- Thursday 22 Sep 2022, 09:00 - Friday 23 Sep 2022, 09:00
Blue City, Rotterdam, The Netherlands.
On 22 and 23 September 2022, Erasmus School of Law and the Faculty of Law of the University of Groningen will host a conference on theoretical and empirical contributions in the field of public and private interest, and the legal frameworks that delegate regulatory authority to private actors or seek to steer private actors toward public interests. For the full programme of the conference and registration please go to the end of the page.
It is now a commonplace observation that the age of globalisation has been characterised by the growing power of private actors and, with it, their increasing relevance for social welfare.
The climate change and health care crises, global economic inequality and continuous threats to financial stability, identity- and status-based forms of exclusion, and eroding faith in the legitimacy of liberal democracies can partially be traced to an economy shaped to facilitate profit-maximisation for the benefit of private actors.
Yet, overcoming these crises seems to be equally bound to the actions and inactions of private actors. Indeed, multiple recent regulatory initiatives point to the direction of harnessing the power of private actors to address fundamental concerns of social and environmental sustainability.

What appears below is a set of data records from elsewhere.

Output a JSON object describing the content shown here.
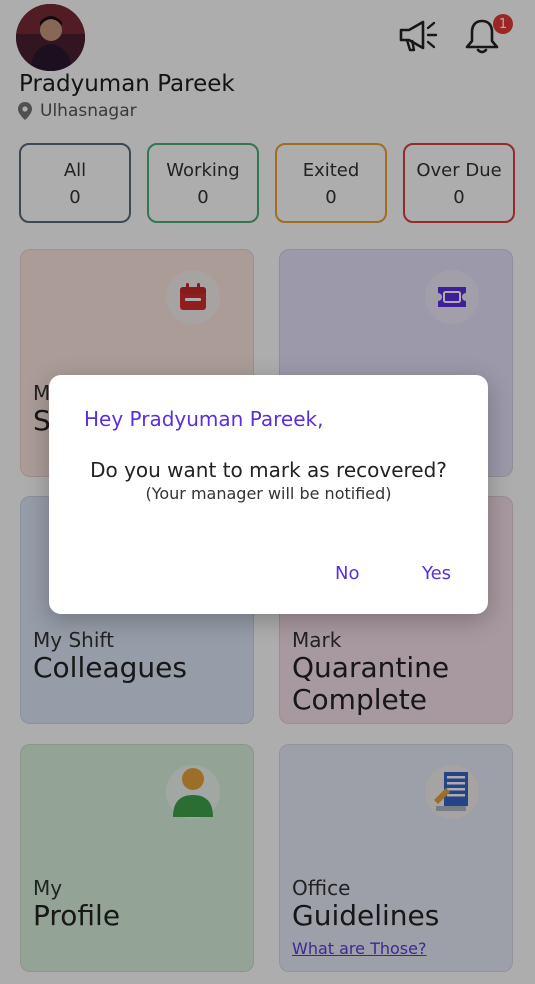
{
  "profile": {
    "name": "Pradyuman Pareek",
    "location": "Ulhasnagar"
  },
  "notifications": {
    "count": "1"
  },
  "stats": [
    {
      "label": "All",
      "value": "0",
      "color": "#5a6b7d"
    },
    {
      "label": "Working",
      "value": "0",
      "color": "#4caf7a"
    },
    {
      "label": "Exited",
      "value": "0",
      "color": "#f0a030"
    },
    {
      "label": "Over Due",
      "value": "0",
      "color": "#d84040"
    }
  ],
  "cards": {
    "schedule": {
      "small": "M",
      "big": "S"
    },
    "colleagues": {
      "small": "My Shift",
      "big": "Colleagues"
    },
    "quarantine": {
      "small": "Mark",
      "big1": "Quarantine",
      "big2": "Complete"
    },
    "profile": {
      "small": "My",
      "big": "Profile"
    },
    "guidelines": {
      "small": "Office",
      "big": "Guidelines",
      "link": "What are Those?"
    }
  },
  "dialog": {
    "greeting": "Hey Pradyuman Pareek,",
    "question": "Do you want to mark as recovered?",
    "note": "(Your manager will be notified)",
    "no_label": "No",
    "yes_label": "Yes"
  },
  "icons": {
    "calendar": "calendar-icon",
    "ticket": "ticket-icon",
    "megaphone": "megaphone-icon",
    "bell": "bell-icon",
    "location": "location-pin-icon",
    "person": "person-icon",
    "document": "document-icon"
  },
  "colors": {
    "accent": "#5b2ee0",
    "card_schedule": "#fde6e0",
    "card_ticket": "#e6e2fb",
    "card_colleagues": "#dde6f8",
    "card_quarantine": "#f8e0ea",
    "card_profile": "#d9f2df",
    "card_guidelines": "#e8ecf8"
  }
}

The fragmented attempts to “re-embed” markets by incorporating social and environmental considerations in the rationalities of private actors lead to broader conceptual questions:
What is private power, and how can it be directed towards pre-set public goals?
Is the power of private actors an artefact of the economy that the law can only secondarily regulate? Or is the law itself a key source of private power?
How should we approach the distinction between public and private interests? Could private interests be conceptualised as a form of public interests? Or is the ‘public’ the antithesis of the ‘private’?
Can the reconstitution of public power address the challenges discussed above? If so, how can public power be reconstituted in the transnational arena? Alternatively, what role can private power play in public interest projects, such as sustainability or social transformation?
How can public interests be safeguarded by private actors and in public-private partnerships in the face of contemporary societal challenges such as globalisation, digitisation and privatisation and crises like those of the environment and public health?
The full programme is available here.
Registration is free and attendance is possible both online and on-site. Register before the 1st of September 2022 by filling out this form or scanning the QR code.
For more information, please contact us at email@example.com